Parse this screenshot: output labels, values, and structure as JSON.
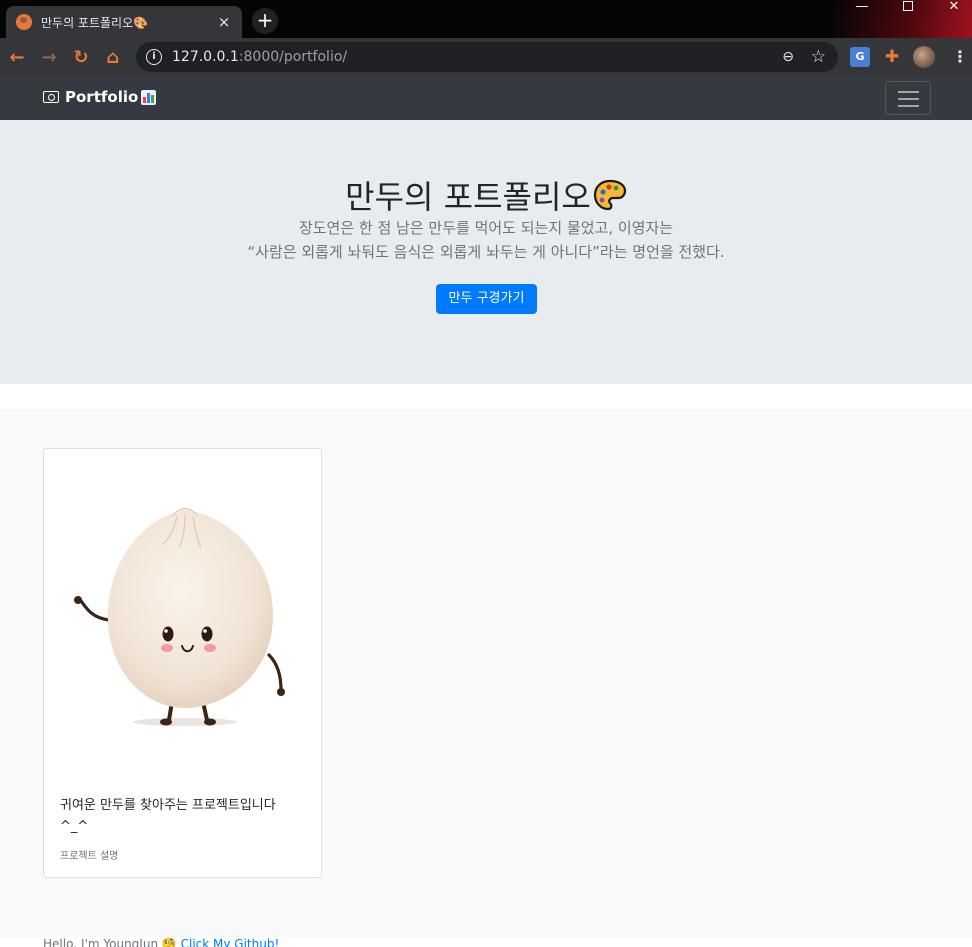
{
  "browser": {
    "tab_title": "만두의 포트폴리오🎨",
    "tab_close": "×",
    "new_tab": "+",
    "url_host": "127.0.0.1",
    "url_path": ":8000/portfolio/",
    "minimize": "—",
    "close": "✕",
    "back": "←",
    "forward": "→",
    "reload": "↻",
    "home": "⌂",
    "info": "i",
    "zoom": "⊖",
    "star": "☆",
    "translate": "G",
    "extensions": "✚",
    "menu": "⋮"
  },
  "navbar": {
    "brand": "Portfolio"
  },
  "hero": {
    "title": "만두의 포트폴리오",
    "lead_line1": "장도연은 한 점 남은 만두를 먹어도 되는지 물었고, 이영자는",
    "lead_line2": "“사람은 외롭게 놔둬도 음식은 외롭게 놔두는 게 아니다”라는 명언을 전했다.",
    "button": "만두 구경가기"
  },
  "card": {
    "text": "귀여운 만두를 찾아주는 프로젝트입니다 ^_^",
    "subtext": "프로젝트 설명"
  },
  "footer": {
    "text": "Hello, I'm YoungJun 🧐 ",
    "link": "Click My Github!"
  },
  "colors": {
    "navbar": "#343a40",
    "jumbotron": "#e9ecef",
    "primary": "#007bff",
    "album": "#f8f9fa"
  }
}
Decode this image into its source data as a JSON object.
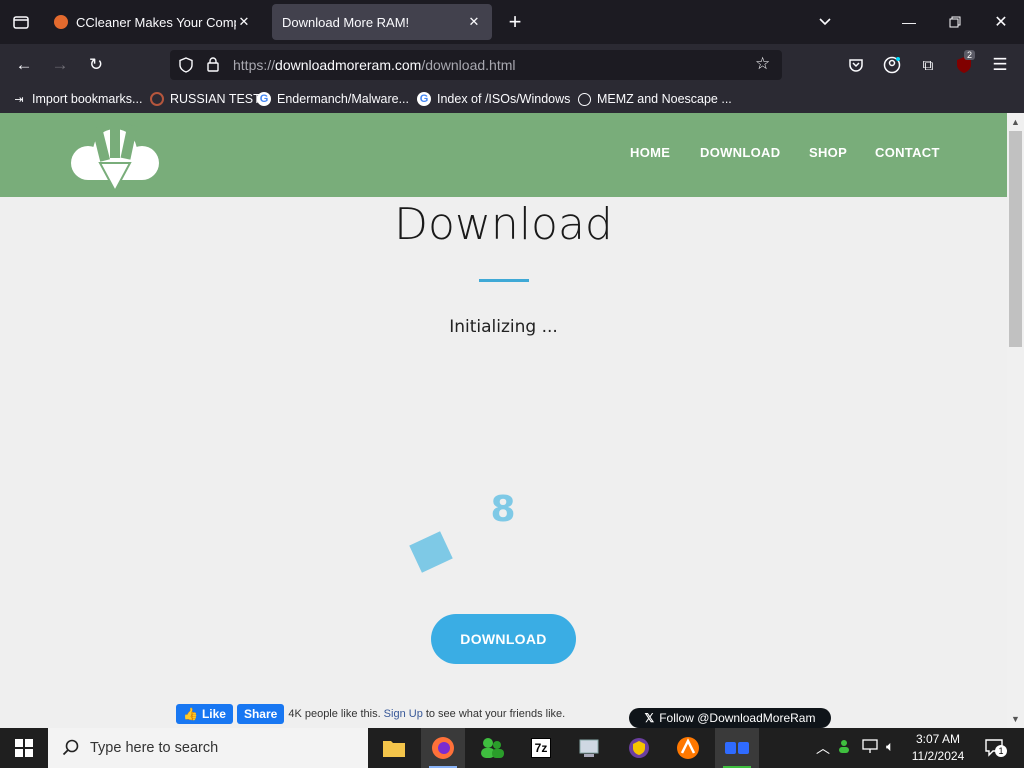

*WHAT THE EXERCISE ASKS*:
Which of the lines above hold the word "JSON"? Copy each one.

*TASK ANSWER*:
Parse this screenshot: output labels, values, and structure as JSON.
Decode this image into its source data as a JSON object.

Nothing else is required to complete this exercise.